Cameron: Just by taking the time to listen to one another, an anarchist and a [former Sen. Jeff] Sessions attorney were able to agree that concentrating power is dangerous and that it’s a better idea to disperse power through government structures. We even discussed specific policies where we thought there could be common ground.

Lilly: What were your main concerns before attending?

Willow: I was concerned about whether it would be a productive use of time, since I was flying across the country and driving three hours from the airport to get somewhere that I wouldn’t be able to leave for several days.

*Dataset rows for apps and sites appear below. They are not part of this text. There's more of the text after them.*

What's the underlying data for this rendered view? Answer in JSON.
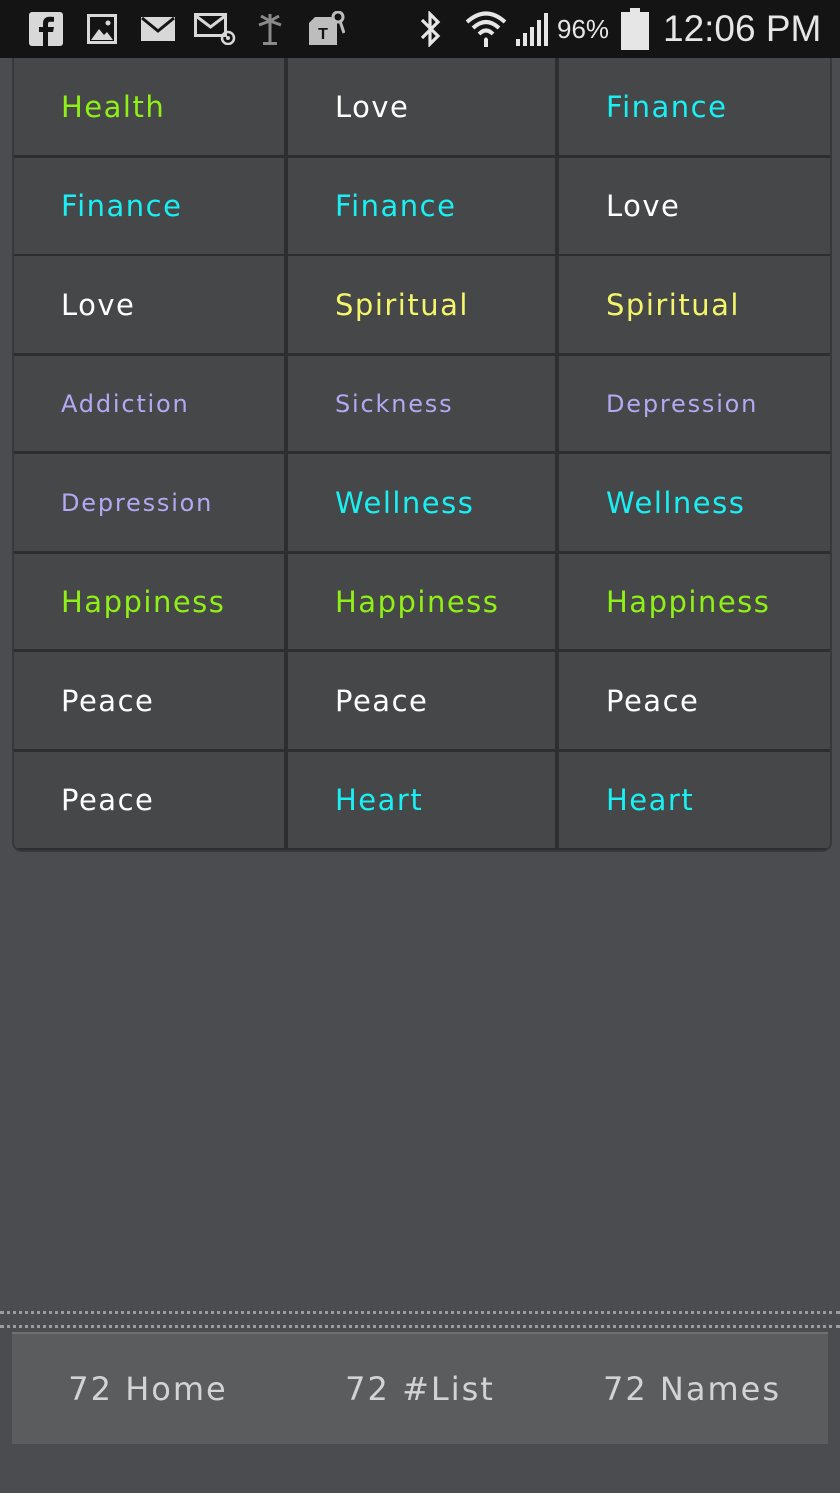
{
  "status_bar": {
    "icons": [
      "facebook-icon",
      "gallery-icon",
      "email-icon",
      "email-alert-icon",
      "palm-tree-icon",
      "tmobile-icon",
      "bluetooth-icon",
      "wifi-icon",
      "signal-icon",
      "battery-icon"
    ],
    "battery_percent": "96%",
    "time": "12:06 PM"
  },
  "colors": {
    "green": "#8ff015",
    "white": "#ffffff",
    "cyan": "#19f0f3",
    "yellow": "#f5f56a",
    "lavender": "#b4a8f3"
  },
  "grid": {
    "rows": [
      [
        {
          "label": "Health",
          "color": "green"
        },
        {
          "label": "Love",
          "color": "white"
        },
        {
          "label": "Finance",
          "color": "cyan"
        }
      ],
      [
        {
          "label": "Finance",
          "color": "cyan"
        },
        {
          "label": "Finance",
          "color": "cyan"
        },
        {
          "label": "Love",
          "color": "white"
        }
      ],
      [
        {
          "label": "Love",
          "color": "white"
        },
        {
          "label": "Spiritual",
          "color": "yellow"
        },
        {
          "label": "Spiritual",
          "color": "yellow"
        }
      ],
      [
        {
          "label": "Addiction",
          "color": "lavender"
        },
        {
          "label": "Sickness",
          "color": "lavender"
        },
        {
          "label": "Depression",
          "color": "lavender"
        }
      ],
      [
        {
          "label": "Depression",
          "color": "lavender"
        },
        {
          "label": "Wellness",
          "color": "cyan"
        },
        {
          "label": "Wellness",
          "color": "cyan"
        }
      ],
      [
        {
          "label": "Happiness",
          "color": "green"
        },
        {
          "label": "Happiness",
          "color": "green"
        },
        {
          "label": "Happiness",
          "color": "green"
        }
      ],
      [
        {
          "label": "Peace",
          "color": "white"
        },
        {
          "label": "Peace",
          "color": "white"
        },
        {
          "label": "Peace",
          "color": "white"
        }
      ],
      [
        {
          "label": "Peace",
          "color": "white"
        },
        {
          "label": "Heart",
          "color": "cyan"
        },
        {
          "label": "Heart",
          "color": "cyan"
        }
      ]
    ]
  },
  "tabs": [
    {
      "label": "72 Home"
    },
    {
      "label": "72 #List"
    },
    {
      "label": "72 Names"
    }
  ]
}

Cameron: I’m not accustomed to people talking about personal feelings in a professional setting. The idea of “checking in” or “checking out” or slowing down and just talking is not as common in my world. It caught me a little off guard: I slammed into the slowness of the moment and thought, “wait a minute, we’re actually getting to know each other.”

Lilly: Was there anything that surprised you about this experience?

Willow: We agreed on more things than I would have expected. For instance, Cameron and I were able to agree that, although we want people to have access to health care, the specifics of how people might make choices for themselves which impact others in that system gets complex.

Lilly: Cameron what’s your response?

Cameron: The difference in our “language set” was shocking to me. We don’t even speak the same words: at one point Willow was talking about devolving power away from the federal government, which in my political circles had been central to every agenda for years, and then it just shocked me to realize how we live on the same planet, but our circles and language sets and policy ideas are just so different that we might well never encounter one another other than in a forced setting like Campfire.

Lilly: What did you think worked best about the setting and the format?

Cameron: Being disconnected from technology, actually having to be present, was incredibly valuable. There will always be work to be done, but I wouldn’t have been as present if I had tried to divide my time between work and the retreat. It was a good reminder that I occasionally need to turn off technology with my family and even my coworkers.

Willow: I appreciated how much unstructured time we had. Since I’m a facilitator, I think a lot about how much structured time versus unstructured time is good for people, and I tend to err on the side of having too much structured time. Being able to sit next to someone new at dinner and wander around and voluntarily enter into new conversations allowed me to have a better insight into the people there than I would have had if we had only done structured activity.

Lilly: How will you be loyal antagonists to each other going forward?

Willow: Recently I’ve been deeply immersed in crisis response for Harvey and for Irma, and once I have more concise data I’m hoping to send it to Cameron and maybe some other folks from Campfire and ask, “How does this fit with your understanding of the political world? Does it resonate or is it at odds and how can I improve it?

Cameron: I’ll probably to check in when I need help understanding another perspective on an issue. Before I become entrenched in a position, I can now reach out to people who aren’t going to see it as I will. It’s refreshing when you can disagree with someone and not get attacked for disagreeing.

The Washington Post: I wanted to understand why racists hated me. So I befriended Klansmen.

“Violence happens only when talking has stopped”, says Daryl Davis, the African-American author of Klan-Destine Relationships, who has been befriending KKK members for three decades.